To: Jerome Guillen
Subject: carlson 0389Mr.Guillen,Thanks for the support. I completely agree with the assessment to date. I guess you can test for everything, but some other celestial bullet comes along and challenges your design. I agree that the car performed very well under such an extreme test. The batteries went through a controlled burn which the internet images really exaggerates. Anyway, I am still a big fan of your car and look forward to getting back into one. Justin offered a white loaner–thanks. I am also an investor and have to say that the response I am observing is really supportive of the future for electric vehicles.

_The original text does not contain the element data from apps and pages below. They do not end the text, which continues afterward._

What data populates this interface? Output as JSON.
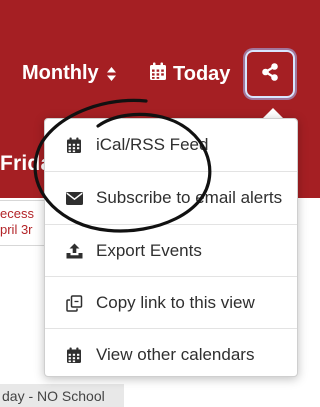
{
  "colors": {
    "brand": "#a51f23",
    "header_text": "#ffffff",
    "focus_ring": "#d8e6ff",
    "menu_text": "#2f2f2f",
    "event_text": "#b32428",
    "annotation": "#111111"
  },
  "header": {
    "view_dropdown": {
      "label": "Monthly",
      "icon": "sort-caret-icon"
    },
    "today_button": {
      "label": "Today",
      "icon": "calendar-icon"
    },
    "share_button": {
      "icon": "share-icon"
    }
  },
  "band": {
    "title_fragment": "Frida"
  },
  "calendar": {
    "event_line_1": "ecess",
    "event_line_2": "pril 3r",
    "bottom_event": "day - NO School"
  },
  "share_menu": {
    "items": [
      {
        "label": "iCal/RSS Feed",
        "icon": "calendar-icon"
      },
      {
        "label": "Subscribe to email alerts",
        "icon": "envelope-icon"
      },
      {
        "label": "Export Events",
        "icon": "export-icon"
      },
      {
        "label": "Copy link to this view",
        "icon": "copy-link-icon"
      },
      {
        "label": "View other calendars",
        "icon": "calendar-icon"
      }
    ]
  }
}
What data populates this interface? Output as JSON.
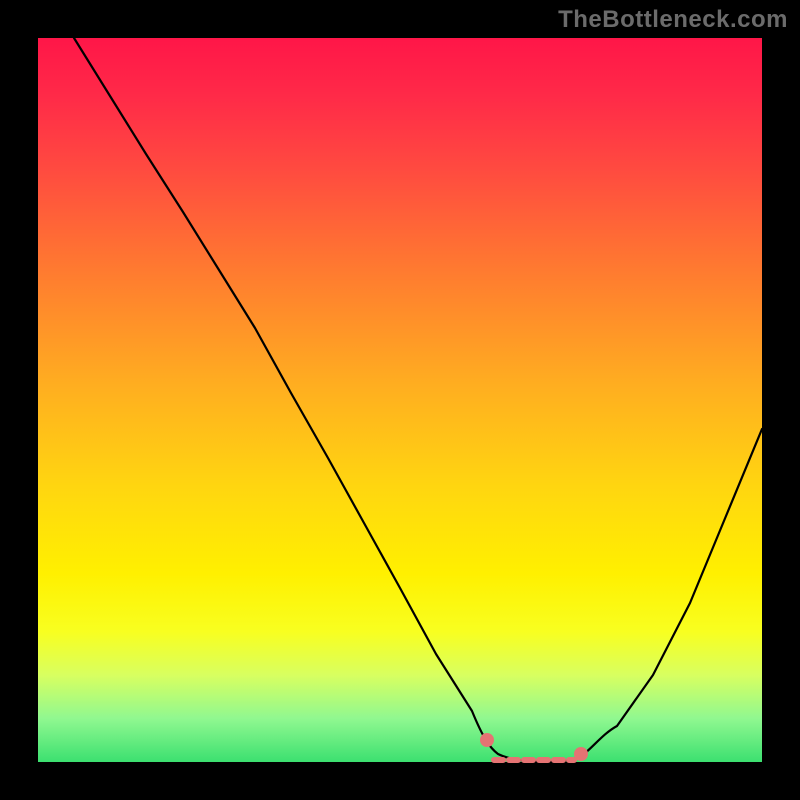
{
  "watermark": "TheBottleneck.com",
  "chart_data": {
    "type": "line",
    "title": "",
    "xlabel": "",
    "ylabel": "",
    "xlim": [
      0,
      100
    ],
    "ylim": [
      0,
      100
    ],
    "grid": false,
    "series": [
      {
        "name": "bottleneck-curve",
        "x": [
          5,
          10,
          15,
          20,
          25,
          30,
          35,
          40,
          45,
          50,
          55,
          60,
          62,
          65,
          68,
          72,
          75,
          80,
          85,
          90,
          95,
          100
        ],
        "values": [
          100,
          92,
          84,
          76,
          68,
          60,
          51,
          42,
          33,
          24,
          15,
          7,
          3,
          1,
          0,
          0,
          1,
          4,
          12,
          22,
          34,
          46
        ]
      }
    ],
    "annotations": [
      {
        "name": "optimal-marker-left",
        "x": 62,
        "value": 3,
        "color": "#e57373"
      },
      {
        "name": "optimal-marker-right",
        "x": 75,
        "value": 1,
        "color": "#e57373"
      }
    ],
    "optimal_band": {
      "x_start": 63,
      "x_end": 74,
      "color": "#e57373"
    }
  },
  "colors": {
    "curve": "#000000",
    "marker": "#e57373",
    "background_top": "#ff1648",
    "background_bottom": "#3ce070",
    "frame": "#000000"
  }
}
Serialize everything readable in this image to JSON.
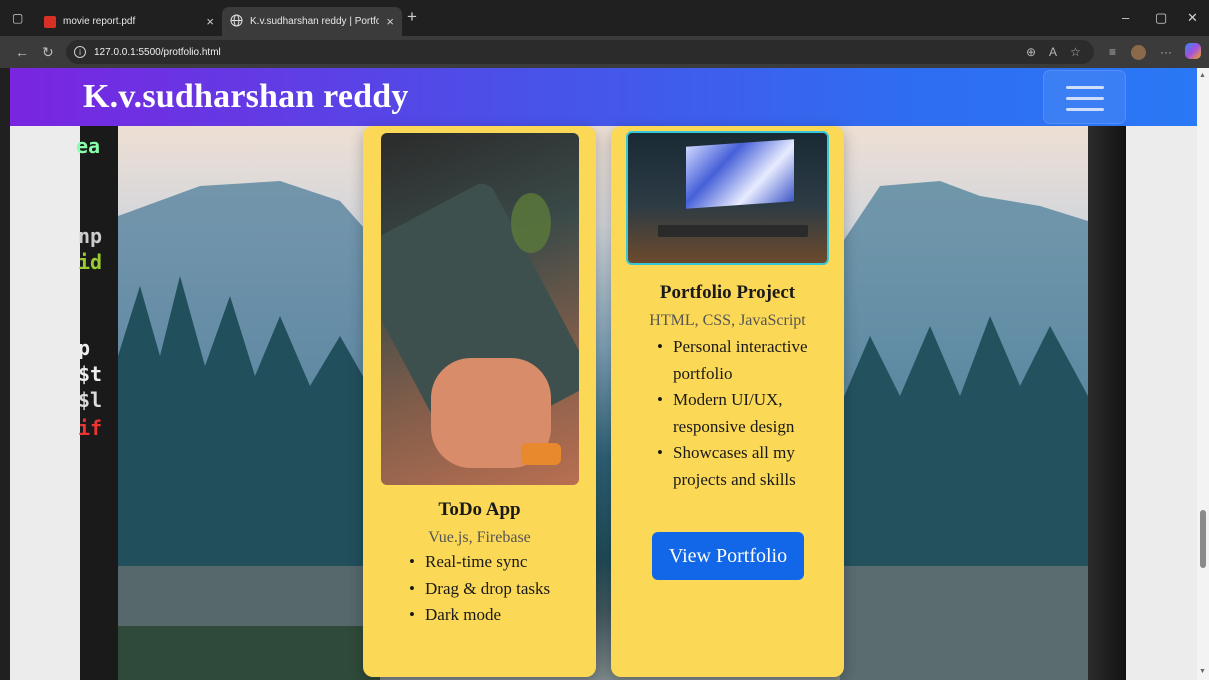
{
  "browser": {
    "tabs": [
      {
        "title": "movie report.pdf",
        "icon": "pdf-icon"
      },
      {
        "title": "K.v.sudharshan reddy | Portfolio",
        "icon": "globe-icon"
      }
    ],
    "new_tab_symbol": "+",
    "close_symbol": "×",
    "url": "127.0.0.1:5500/protfolio.html"
  },
  "site": {
    "brand": "K.v.sudharshan reddy",
    "menu_icon": "hamburger-icon",
    "accent_color": "#2a78f5",
    "card_color": "#fbd856",
    "button_color": "#1167e8"
  },
  "projects": [
    {
      "title": "ToDo App",
      "tech": "Vue.js, Firebase",
      "features": [
        "Real-time sync",
        "Drag & drop tasks",
        "Dark mode"
      ]
    },
    {
      "title": "Portfolio Project",
      "tech": "HTML, CSS, JavaScript",
      "features": [
        "Personal interactive portfolio",
        "Modern UI/UX, responsive design",
        "Showcases all my projects and skills"
      ],
      "button": "View Portfolio"
    }
  ]
}
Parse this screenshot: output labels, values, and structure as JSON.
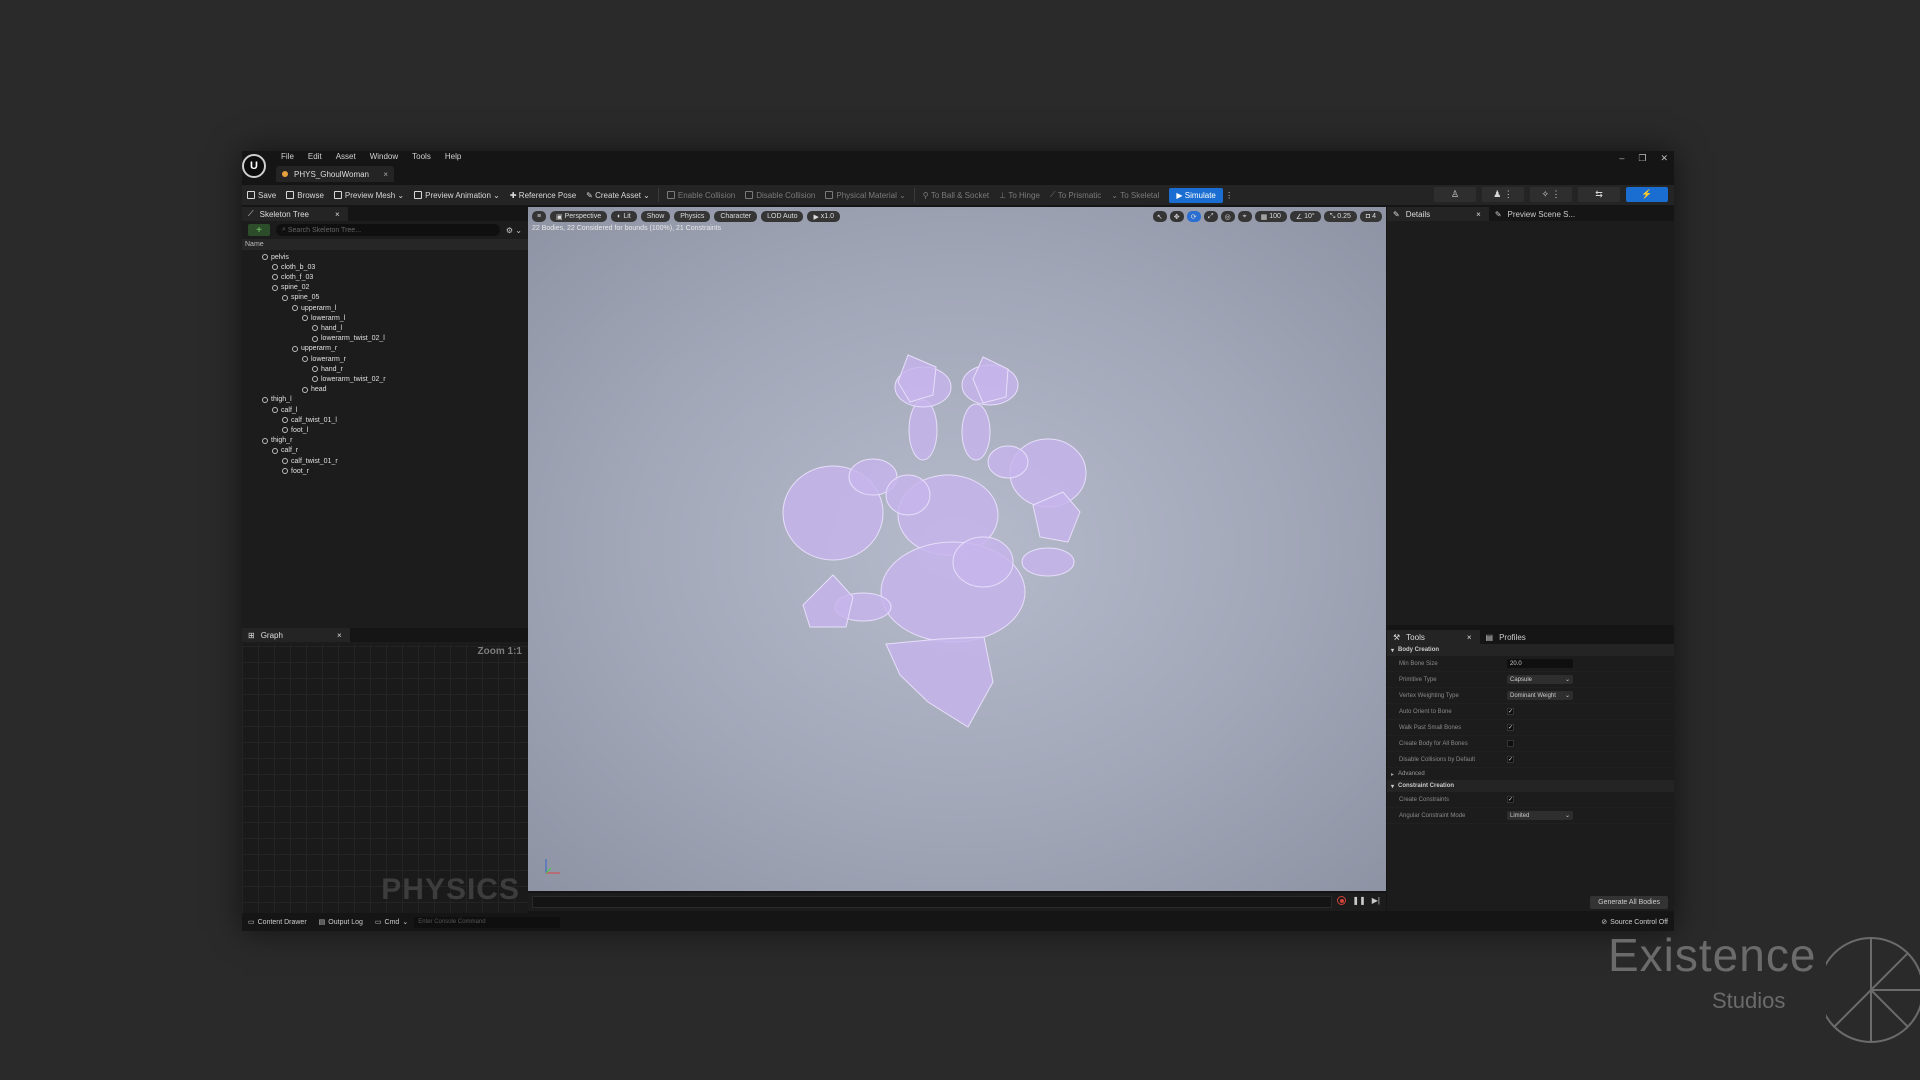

I was thinking this was bound to happen, just not to me. But now it is out there and probably gets a sigh of relief as a test and risk issue-this “doomsday” event has now been tested, and the design and engineering works.rob carlson
|On Oct 3, 2013, at 12:29 PM, Jerome Guillen wrote:Dear Mr. Carlson:I am the VP of sales and service for Tesla, reporting directly to Elon Musk, Tesla‘s CEO.I am sorry to hear that you experienced a collision in your Model S 2 days ago. We are happy that the Model S performed in such a way that you were not injured in the accident and that nobody else was hurt.
I believe you have been in contact with Justin Samson, our service manager, since the accident. We are following this case extremely closely and we have sent a team of experts to review your vehicle. All indications are that your Model S drove over large, oddly-shaped metal object which impacted the leading edge of the vehicle’s undercarriage and rotated into the underside of the vehicle (“pole vault” effect). This is a highly uncommon occurrence.
Based on our review thus far, we believe that the Model S performed as designed by limiting the resulting fire to the affected zones only. Given the significant intensity of the impact, which managed to pierce the 1/4 inch bottom plate (something that is extremely hard to do), the Model S energy containment functions operated correctly. In particular, the top cover of the battery provided a strong barrier and there was no apparent propagation of the fire into the cabin. This ensured cabin integrity and occupant safety, which remains our most important goal.
We very much appreciate your support, patience and understanding while we proceed with the investigation. Justin keeps me closely informed. Please feel free to contact me directly, if you have any question or concern.
|Tesla Motors | 3500 Deer Creek Road | Palo Alto, CA 94304